Appropriate – As an alternate reality Steampunk game, the score relatively contrasts this in corresponding fashion.
Mood Change – The score is particularly scene-centric. Usually you’ll hear it ambivalently appear from time to time but it’s more prominent for setting either an intensity or a soft nature to particular scenes.
Voice Acting Under Shadow – The score usually never impacts further than background noise in comparison to voice acting, this allows for the scene to be amplified emotionally by the score but maintain the integrity of the voice acting.


Does it have a Narrative/Story – Yes, Dishonored indeed does have a narrative as previously explained.
Structure – In terms of the scope of the story. it is linear but the way in which the choices and the resultant branches of these are laid out
Captivating – I found myself compelled to the end with this story. Usually in most video games within the modern era they rely on the protagonist having a voice instead of letting the player project themselves onto him/her. Having the ability to do this with Corvo and experience the story in this way, truly is captivating.
Plot Twist – Like all good plots, there’s always a plot twist. Having not read any spoiler material prior to playing this game, i did predict that this specific event may happen but my enthrallment with the game allowed me to experience the initial gratifying shock that i’ve missed about most games within the generation.

FullDisc FullDisc FullDisc FullDisc Quarter

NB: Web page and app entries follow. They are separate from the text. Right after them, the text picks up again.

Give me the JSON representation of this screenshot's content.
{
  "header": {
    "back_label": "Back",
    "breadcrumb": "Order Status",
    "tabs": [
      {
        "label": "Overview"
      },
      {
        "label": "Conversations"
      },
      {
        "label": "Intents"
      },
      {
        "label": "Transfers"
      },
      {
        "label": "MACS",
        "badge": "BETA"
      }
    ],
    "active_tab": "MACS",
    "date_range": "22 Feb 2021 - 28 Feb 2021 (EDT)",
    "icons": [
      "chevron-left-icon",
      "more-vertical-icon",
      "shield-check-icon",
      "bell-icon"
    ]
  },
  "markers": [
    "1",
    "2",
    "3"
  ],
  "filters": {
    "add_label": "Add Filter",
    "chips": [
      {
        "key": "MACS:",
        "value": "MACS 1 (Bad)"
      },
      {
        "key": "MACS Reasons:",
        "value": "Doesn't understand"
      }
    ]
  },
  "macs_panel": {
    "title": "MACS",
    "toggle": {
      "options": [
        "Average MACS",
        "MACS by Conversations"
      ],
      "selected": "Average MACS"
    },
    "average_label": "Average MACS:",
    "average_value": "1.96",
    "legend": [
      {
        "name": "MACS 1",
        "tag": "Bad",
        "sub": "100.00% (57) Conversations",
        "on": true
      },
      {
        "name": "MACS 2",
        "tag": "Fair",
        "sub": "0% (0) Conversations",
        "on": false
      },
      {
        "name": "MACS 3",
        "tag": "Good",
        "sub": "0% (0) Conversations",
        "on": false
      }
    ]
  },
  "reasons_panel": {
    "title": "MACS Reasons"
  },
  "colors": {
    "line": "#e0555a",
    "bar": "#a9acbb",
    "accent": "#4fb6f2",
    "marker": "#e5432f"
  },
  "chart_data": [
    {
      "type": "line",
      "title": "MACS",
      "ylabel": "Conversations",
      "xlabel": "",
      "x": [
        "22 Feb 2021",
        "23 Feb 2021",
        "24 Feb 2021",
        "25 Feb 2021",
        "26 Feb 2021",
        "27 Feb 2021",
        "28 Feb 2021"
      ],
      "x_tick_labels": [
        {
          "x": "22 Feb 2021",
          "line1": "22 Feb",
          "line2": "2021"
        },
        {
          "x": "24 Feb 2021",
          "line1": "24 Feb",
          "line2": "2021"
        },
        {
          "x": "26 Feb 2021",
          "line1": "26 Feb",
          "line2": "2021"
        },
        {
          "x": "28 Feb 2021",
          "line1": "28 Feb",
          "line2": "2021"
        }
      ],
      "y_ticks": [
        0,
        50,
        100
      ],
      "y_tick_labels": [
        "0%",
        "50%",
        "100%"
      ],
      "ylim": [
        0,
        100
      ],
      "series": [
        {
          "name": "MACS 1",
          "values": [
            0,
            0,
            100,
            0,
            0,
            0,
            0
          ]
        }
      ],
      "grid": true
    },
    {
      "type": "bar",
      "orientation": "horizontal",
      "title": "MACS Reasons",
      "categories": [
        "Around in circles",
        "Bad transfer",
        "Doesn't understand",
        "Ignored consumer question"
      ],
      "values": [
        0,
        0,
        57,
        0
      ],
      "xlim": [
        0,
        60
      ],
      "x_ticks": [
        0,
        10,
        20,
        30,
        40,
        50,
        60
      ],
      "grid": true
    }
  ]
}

(A score of 4.25 out of 5 Discs)

For an overview of the reviews and the marking criteria, click the link